Another family is dealing with a closed head injury patient. He and his girlfriend were in a car she was driving. They were arguing. He had consumed some alcohol. He impulsively decided to exit the moving car. Here we are. She is by his side with silent tears streaming down her cheeks. His father is here from Puerto Rico, praying to Virgin of Guadalupe. I ask him about the medallion around his neck and we talk about his piety and practices. I tell them about Mass times and offer a rosary. The girlfriend and he had planned to marry, once she finished confirmation and got her first marriage annulled. She tells me that she know this will be a long healing process for him, but also for all of them. I think the biggest part of “us” is for her. The guilt, wishing time could be turned back. We pray and I visit a couple days in a row through the crucial time. And she starts to talk about him more. One day he is restrained with leather restraints- he has broken through the others. She tells me he has always been strong, and they have had their problems. I wonder if this has been physical, but do not ask. “There are things I can only share with the priest who knows us, who knew us before.” I encourage this. I feel honored when on a day when he is cycling to awareness, she introduces me to him and tells him I have been here every day to see him and pray for him. Having had a good friend recover from a closed head injury and seeing her two year struggle, I try to encourage caring for self and not being afraid to rely on friends to help her through. She knows this will be hard- “ I have been the strong one- the one in control- I have held this together.” How hard to know that all her effort has not been enough. She cannot will or love it into being. And how hard will it be to walk this journey- how many problems will be swept under the rug that led to the jumping out.
A Muslim family with a tragic birthing experience. The mother/wife is critical. The extended family is here. Originally from Pakistan, some speak English and some do not. The husband stands by the bedside, wrapped in a blanket, bowing and praying and crying. We meet. I ask about his wife, and about his son. We talk about how he has held his son, and his name. I later learn that I am the first to ask the baby’s name. After awhile, he turns and asks me “will you please pray for me, for her?” I ask if he would like to pray together now. Tears streaming, he says he would. I am humbled and honored, given that I am a Christian woman, not dressed in the proper way, but all of this is transcended in this moment. I think carefully about the prayer, and offer it slowly, a prayer which I can pray but which respects their faith. God as creator, God as being gracious, holding us in the palm of his hand, God as healer, and bringer of peace, with pauses for silences. I realize he is also praying in his native tongue, in Urdu, in the silences. We are truly praying together. I ask if he would like a Qur’an to help him in this time. He says he would and I obtain one along with a prayer rug and set aside a place for him to pray.
"Can you wipe away these tears?" is a universal desire, hope and plea. What we all yearn for across time, space, definitions. To play some small role in this grand task is humbling and profound.

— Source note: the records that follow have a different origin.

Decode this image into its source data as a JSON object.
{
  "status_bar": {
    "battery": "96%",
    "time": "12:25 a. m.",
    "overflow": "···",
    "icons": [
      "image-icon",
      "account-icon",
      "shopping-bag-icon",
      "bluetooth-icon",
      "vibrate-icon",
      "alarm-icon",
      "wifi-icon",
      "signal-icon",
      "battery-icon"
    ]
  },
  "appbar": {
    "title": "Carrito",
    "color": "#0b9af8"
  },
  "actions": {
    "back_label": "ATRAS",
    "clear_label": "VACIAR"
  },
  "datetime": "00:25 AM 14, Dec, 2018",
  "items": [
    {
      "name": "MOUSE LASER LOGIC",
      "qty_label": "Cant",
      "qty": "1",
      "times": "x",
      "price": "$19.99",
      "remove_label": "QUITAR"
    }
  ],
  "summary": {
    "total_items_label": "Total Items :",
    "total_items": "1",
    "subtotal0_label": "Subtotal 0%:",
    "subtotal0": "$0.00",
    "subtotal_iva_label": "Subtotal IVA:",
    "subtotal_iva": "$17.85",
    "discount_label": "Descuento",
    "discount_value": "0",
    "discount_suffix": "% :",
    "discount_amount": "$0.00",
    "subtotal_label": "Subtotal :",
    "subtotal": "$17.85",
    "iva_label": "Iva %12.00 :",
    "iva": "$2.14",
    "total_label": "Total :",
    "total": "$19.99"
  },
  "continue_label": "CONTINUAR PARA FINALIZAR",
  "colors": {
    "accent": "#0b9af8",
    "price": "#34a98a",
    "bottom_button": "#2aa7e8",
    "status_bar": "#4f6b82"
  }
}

2 comments:

Diane said...

oh, C, this is such a moving set of stories about wiping away many kinds of tears.

God's strength and compassion to you in your work.

david said...

A very touching story indeed. God's blessings for those in your care, and for you the caregiver.